Data for review:
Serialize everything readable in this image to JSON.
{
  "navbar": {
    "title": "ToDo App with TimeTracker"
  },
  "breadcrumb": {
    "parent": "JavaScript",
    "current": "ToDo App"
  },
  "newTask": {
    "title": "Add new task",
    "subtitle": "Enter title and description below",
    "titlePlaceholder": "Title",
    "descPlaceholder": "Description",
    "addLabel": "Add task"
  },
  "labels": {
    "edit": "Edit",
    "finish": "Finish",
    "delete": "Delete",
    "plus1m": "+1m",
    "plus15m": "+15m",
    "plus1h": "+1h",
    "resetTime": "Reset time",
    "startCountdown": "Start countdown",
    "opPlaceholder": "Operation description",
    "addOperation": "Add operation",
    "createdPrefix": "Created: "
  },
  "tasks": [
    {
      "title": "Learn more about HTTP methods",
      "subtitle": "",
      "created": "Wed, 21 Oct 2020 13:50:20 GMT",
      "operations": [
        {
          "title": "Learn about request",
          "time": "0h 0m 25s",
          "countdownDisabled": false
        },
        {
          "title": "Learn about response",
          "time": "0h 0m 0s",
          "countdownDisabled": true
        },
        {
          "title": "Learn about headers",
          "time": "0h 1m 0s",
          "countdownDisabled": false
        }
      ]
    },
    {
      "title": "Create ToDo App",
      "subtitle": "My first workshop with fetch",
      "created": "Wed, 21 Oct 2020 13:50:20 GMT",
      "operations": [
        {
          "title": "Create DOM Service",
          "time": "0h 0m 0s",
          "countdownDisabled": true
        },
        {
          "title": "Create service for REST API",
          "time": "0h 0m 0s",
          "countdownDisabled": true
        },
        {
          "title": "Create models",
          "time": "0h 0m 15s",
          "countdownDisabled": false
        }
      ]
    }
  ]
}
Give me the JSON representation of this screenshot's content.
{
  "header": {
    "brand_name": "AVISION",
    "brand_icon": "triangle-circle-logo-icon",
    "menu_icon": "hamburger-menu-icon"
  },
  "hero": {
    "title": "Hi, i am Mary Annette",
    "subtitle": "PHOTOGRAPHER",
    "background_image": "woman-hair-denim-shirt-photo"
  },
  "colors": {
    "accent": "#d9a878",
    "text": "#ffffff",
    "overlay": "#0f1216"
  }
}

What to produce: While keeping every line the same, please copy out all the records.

Response to this exercise:
Serialize everything readable in this image to JSON.
{
  "navbar": {
    "title": "ToDo App with TimeTracker"
  },
  "breadcrumb": {
    "parent": "JavaScript",
    "current": "ToDo App"
  },
  "newTask": {
    "title": "Add new task",
    "subtitle": "Enter title and description below",
    "titlePlaceholder": "Title",
    "descPlaceholder": "Description",
    "addLabel": "Add task"
  },
  "labels": {
    "edit": "Edit",
    "finish": "Finish",
    "delete": "Delete",
    "plus1m": "+1m",
    "plus15m": "+15m",
    "plus1h": "+1h",
    "resetTime": "Reset time",
    "startCountdown": "Start countdown",
    "opPlaceholder": "Operation description",
    "addOperation": "Add operation",
    "createdPrefix": "Created: "
  },
  "tasks": [
    {
      "title": "Learn more about HTTP methods",
      "subtitle": "",
      "created": "Wed, 21 Oct 2020 13:50:20 GMT",
      "operations": [
        {
          "title": "Learn about request",
          "time": "0h 0m 25s",
          "countdownDisabled": false
        },
        {
          "title": "Learn about response",
          "time": "0h 0m 0s",
          "countdownDisabled": true
        },
        {
          "title": "Learn about headers",
          "time": "0h 1m 0s",
          "countdownDisabled": false
        }
      ]
    },
    {
      "title": "Create ToDo App",
      "subtitle": "My first workshop with fetch",
      "created": "Wed, 21 Oct 2020 13:50:20 GMT",
      "operations": [
        {
          "title": "Create DOM Service",
          "time": "0h 0m 0s",
          "countdownDisabled": true
        },
        {
          "title": "Create service for REST API",
          "time": "0h 0m 0s",
          "countdownDisabled": true
        },
        {
          "title": "Create models",
          "time": "0h 0m 15s",
          "countdownDisabled": false
        }
      ]
    }
  ]
}
Give me the JSON representation of this screenshot's content.
{
  "header": {
    "brand_name": "AVISION",
    "brand_icon": "triangle-circle-logo-icon",
    "menu_icon": "hamburger-menu-icon"
  },
  "hero": {
    "title": "Hi, i am Mary Annette",
    "subtitle": "PHOTOGRAPHER",
    "background_image": "woman-hair-denim-shirt-photo"
  },
  "colors": {
    "accent": "#d9a878",
    "text": "#ffffff",
    "overlay": "#0f1216"
  }
}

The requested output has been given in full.